Definition & Overview
Countless organisms, such as bacteria, parasites, viruses, or fungi thrive in the body. While the body doesn't pay much attention to some of them, some can cause diseases that can affect greatly on a person's health. In some cases, they are not satisfied with their host; they'll infect another host given the opportunity. These are called infectious diseases.
There are quite a number of infectious diseases and they infect millions of people worldwide. A great example is Salmonella, which is a foodborne bacteria and infectious disease. According to the Center for Disease Control, there were 53,800 new Salmonella cases in 2012 alone.
Some of the most common infectious diseases are tuberculosis, malaria, and AIDS. These diseases cause over 5 million deaths every year. Deaths due to infectious diseases are mostly caused by lack of treatment or when people with an infectious disease fail to seek treatment for the condition until it's too late.
With the right treatment, most infectious diseases can be cured. A good example is tuberculosis. In the past, no cure for this disease was available. However, when a cure was discovered, millions of lives around the globe were saved, especially when prompt treatment was provided.

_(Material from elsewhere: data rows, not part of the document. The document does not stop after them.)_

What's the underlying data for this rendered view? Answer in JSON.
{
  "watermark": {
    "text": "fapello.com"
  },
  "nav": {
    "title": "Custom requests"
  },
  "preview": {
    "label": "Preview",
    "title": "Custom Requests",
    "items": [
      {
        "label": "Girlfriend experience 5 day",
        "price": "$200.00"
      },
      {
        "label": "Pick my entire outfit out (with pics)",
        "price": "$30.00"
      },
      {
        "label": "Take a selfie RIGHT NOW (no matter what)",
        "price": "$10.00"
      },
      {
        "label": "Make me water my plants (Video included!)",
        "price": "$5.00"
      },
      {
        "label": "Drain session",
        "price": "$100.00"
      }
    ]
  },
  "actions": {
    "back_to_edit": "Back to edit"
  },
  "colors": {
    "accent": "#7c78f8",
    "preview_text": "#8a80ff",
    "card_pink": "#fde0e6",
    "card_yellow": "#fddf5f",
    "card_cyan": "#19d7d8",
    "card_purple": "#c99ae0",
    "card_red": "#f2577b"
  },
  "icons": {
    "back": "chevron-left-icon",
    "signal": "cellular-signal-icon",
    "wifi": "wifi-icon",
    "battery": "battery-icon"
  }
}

Nowadays, it's easy to be infected with any type of disease because they can spread in a variety of ways. Some diseases are airborne, while others spread through body fluids. Below are the most common ways diseases are transferred from one person to another.
- Direct contact with an infected person

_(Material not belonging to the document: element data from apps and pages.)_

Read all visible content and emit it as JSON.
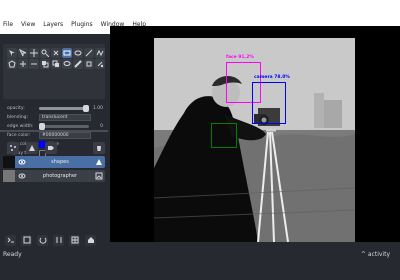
{
  "menubar": {
    "items": [
      "File",
      "View",
      "Layers",
      "Plugins",
      "Window",
      "Help"
    ]
  },
  "controls": {
    "opacity_label": "opacity:",
    "opacity_value": "1.00",
    "blending_label": "blending:",
    "blending_value": "translucent",
    "edge_width_label": "edge width:",
    "edge_width_value": "0",
    "face_color_label": "face color:",
    "face_color_value": "#00000000",
    "edge_color_label": "edge color:",
    "edge_color_name": "blue",
    "display_text_label": "display text:"
  },
  "layers": [
    {
      "name": "shapes",
      "selected": true,
      "kind_icon": "shapes-icon"
    },
    {
      "name": "photographer",
      "selected": false,
      "kind_icon": "image-icon"
    }
  ],
  "status": {
    "left": "Ready",
    "right": "activity"
  },
  "bboxes": [
    {
      "label": "face 91.2%",
      "color": "#ff00ff"
    },
    {
      "label": "camera 78.0%",
      "color": "#0000ff"
    },
    {
      "label": "",
      "color": "#008000"
    }
  ],
  "colors": {
    "panel": "#262930",
    "accent": "#4a6fa5",
    "blue": "#0000ff",
    "magenta": "#ff00ff",
    "green": "#008000"
  },
  "icons": {
    "tool_icons": [
      "select-icon",
      "direct-select-icon",
      "pan-icon",
      "zoom-icon",
      "transform-icon",
      "add-rectangle-icon",
      "add-ellipse-icon",
      "add-line-icon",
      "add-path-icon",
      "polygon-icon",
      "vertex-add-icon",
      "vertex-remove-icon",
      "move-front-icon",
      "move-back-icon",
      "lasso-icon",
      "paint-icon",
      "erase-icon",
      "fill-icon"
    ],
    "layer_tools": [
      "points-icon",
      "shapes-icon",
      "labels-icon",
      "trash-icon"
    ],
    "bottom_tools": [
      "console-icon",
      "ndisplay-icon",
      "roll-icon",
      "transpose-icon",
      "grid-icon",
      "home-icon"
    ]
  }
}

- Through the skin
- Through saliva
- Through urine
- Sexual contact
- Contaminated food and water
- Blood and other secretions
When you should see a Doctor
A person with an infectious disease will normally display symptoms. Most diseases have similar symptoms, especially when they had just begun. However, when the disease progresses, the symptoms can get more serious and cause life-threatening conditions.
The general symptoms of infectious diseases are fever, body ache, fatigue, and diarrhea. These will progress unless treatment has been provided. Therefore, it's imperative that you seek medical treatment as soon as you notice the symptoms or if you experience any of the following:
- Coughs lasting more than a week
- Rash or swelling
- Sudden eyesight problems
- Unexplained fever or prolonged fever
- Breathing difficulties
- Severe headaches
- An animal bite
The doctor will diagnose your condition and determine the exact type of infectious disease. Some diseases can be treated at home using antibiotics and other medications, but some will need to be treated in a hospital setting. Isolations are sometimes needed to prevent the disease from spreading to the community. If you feel sick or believe that you have a disease, consult your doctor immediately. You have no way of knowing what type of disease you've been infected with, and you're risking the health and lives of your loved ones until you do.
- Center for Disease Control
- World Health Organization
- Government of South Australia, SA Health